We’re coming up on almost a month now of Koa’s Weight Loss Diaries. Time flies when you’re enjoying life!
She has lost another half pound on Nulo this week. Not bad for a dog on a ‘diet’!
If you’ve ever put a pet on a prescription weight loss food, you are probably familiar with the drill. Yes, they get a decent amount of food, but the ingredient list leaves something to be desired. I was actually unable to put Mulan on any of the prescription diets because of her food allergy issues.
Truth is, while there is a rationale behind those diets, they aren’t the only way to get to the goal. Calories in has to be less than calories out, for dogs, for humans, you name it, we all struggle with the same basic tenets of weight management. The biggest problem people seem to have with using regular (ie, non diet foods) for weight loss in dogs is the common complaint that “my dog is starving. STARVING, I say.”
Well shoot, I’ve gone through the dieting stuff, and I know how crabby being hungry makes me. I am sure it is the same for pets.
So how do you keep a dog* on a restricted calorie diet without making them climb the walls?
1. You can add filler to make them full. Those can be good quality fillers- things like green beans, carrots, and the like; or poor quality fillers, like sawdust, feathers, or some of the other things that may or may not wind up in pet food.
2. You compose your food carefully with thought to ideal protein, fat, and carbohydrate ratios. You can choose carbohydrate sources with a lower glycemic index to make a pet more sated. There is a great deal of interest in this aspect of commercial food composition, with the same theories about insulin response in people thought to parallel that in canines.
Limiting the diet issue to calories alone would be missing a huge piece of the puzzle- equally important as calories per cup is the quality and composition of those calories.
Note that these are the same principles that apply to us. Nothing new here. Just like I could theoretically lose weight by eating my daily calorie allotment entirely composed of Twinkies and Slim Jims, I’m going to make it a lot tougher on myself than if I stuck to lean protein and vegetables.
Exercise helps too. Being a labrador, Koa is genetically obligated to enjoy swimming.
Watching the two of them gliding along puts me in mind of a seal and an otter sliding through the water.
So the point here is, Koa has been losing weight slowly but steadily since coming home with me, and continues to do so on Nulo. She has not been on any ‘diet’ foods, but she has been on controlled intake of high quality foods. It is working.
And she is not STARVING. When the bag of Goldfish mysteriously disappears off the counter, it’s not Koa who comes running around the corner with crumbs on her whiskers. She is happy, loves her food, and isn’t exhibiting the desperation of one whose body is screaming for more sustenance. I’m happy that she is getting healthier and isn’t dumpster diving.
And guess what?

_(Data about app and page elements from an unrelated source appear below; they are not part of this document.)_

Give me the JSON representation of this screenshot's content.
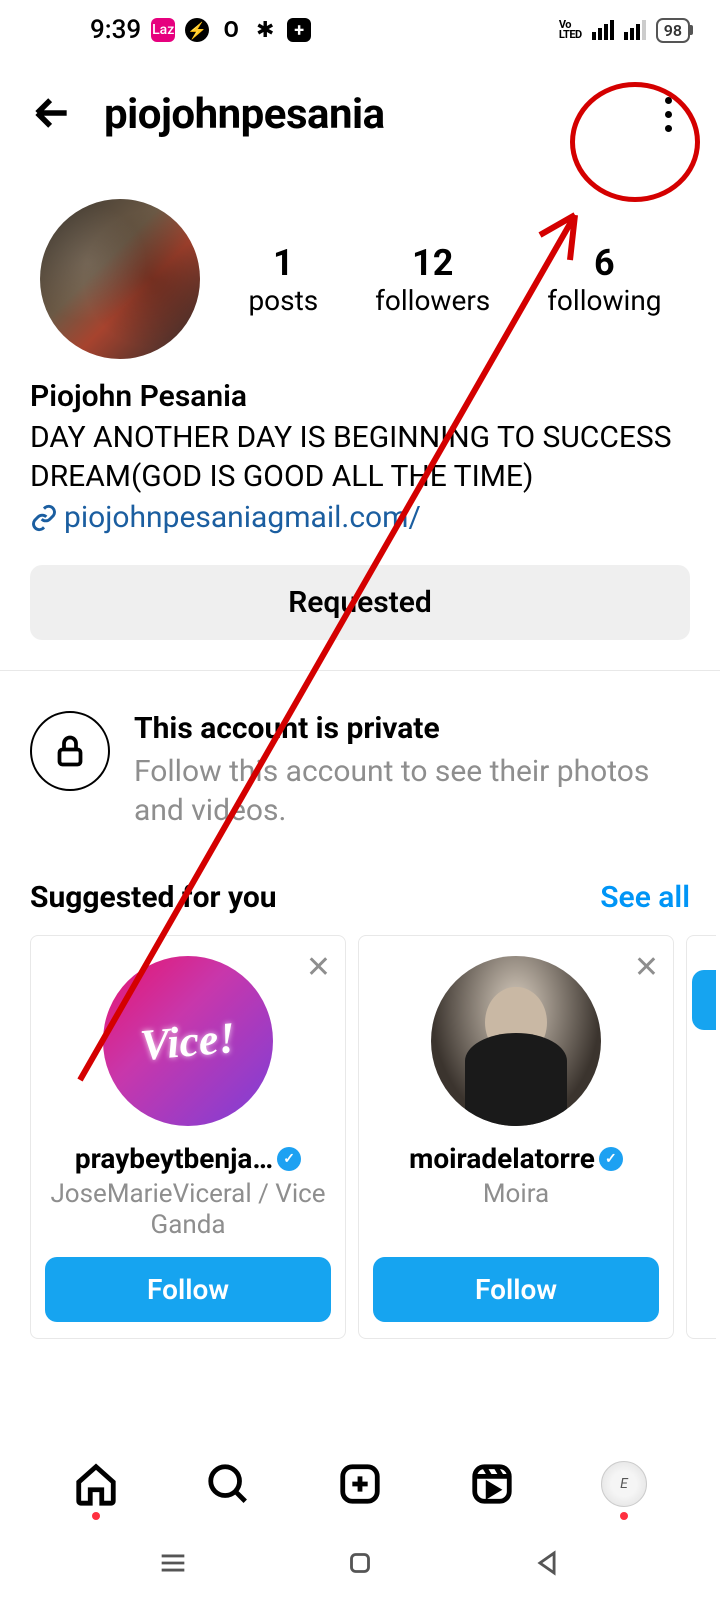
{
  "status": {
    "time": "9:39",
    "battery": "98",
    "volte": "Vo\nLTED"
  },
  "header": {
    "username": "piojohnpesania"
  },
  "stats": {
    "posts_count": "1",
    "posts_label": "posts",
    "followers_count": "12",
    "followers_label": "followers",
    "following_count": "6",
    "following_label": "following"
  },
  "bio": {
    "display_name": "Piojohn Pesania",
    "text": "DAY ANOTHER DAY IS BEGINNING TO SUCCESS DREAM(GOD IS GOOD ALL THE TIME)",
    "link_text": "piojohnpesaniagmail.com/"
  },
  "action": {
    "requested": "Requested"
  },
  "private": {
    "title": "This account is private",
    "subtitle": "Follow this account to see their photos and videos."
  },
  "suggested": {
    "title": "Suggested for you",
    "see_all": "See all",
    "cards": [
      {
        "avatar_text": "Vice!",
        "username": "praybeytbenja…",
        "verified": true,
        "subtitle": "JoseMarieViceral / Vice Ganda",
        "follow": "Follow"
      },
      {
        "username": "moiradelatorre",
        "verified": true,
        "subtitle": "Moira",
        "follow": "Follow"
      }
    ]
  }
}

She likes cucumbers. 🙂
Anyone else have dog weight loss successes? Were prescription diets what did the trick for you (and for a lot of dogs it is!) or do you have some other process that lead to your goal?
*I’m limiting this particular discussion to dogs here. Cats are so different with their metabolic needs that I think they really entail an entirely different discussion.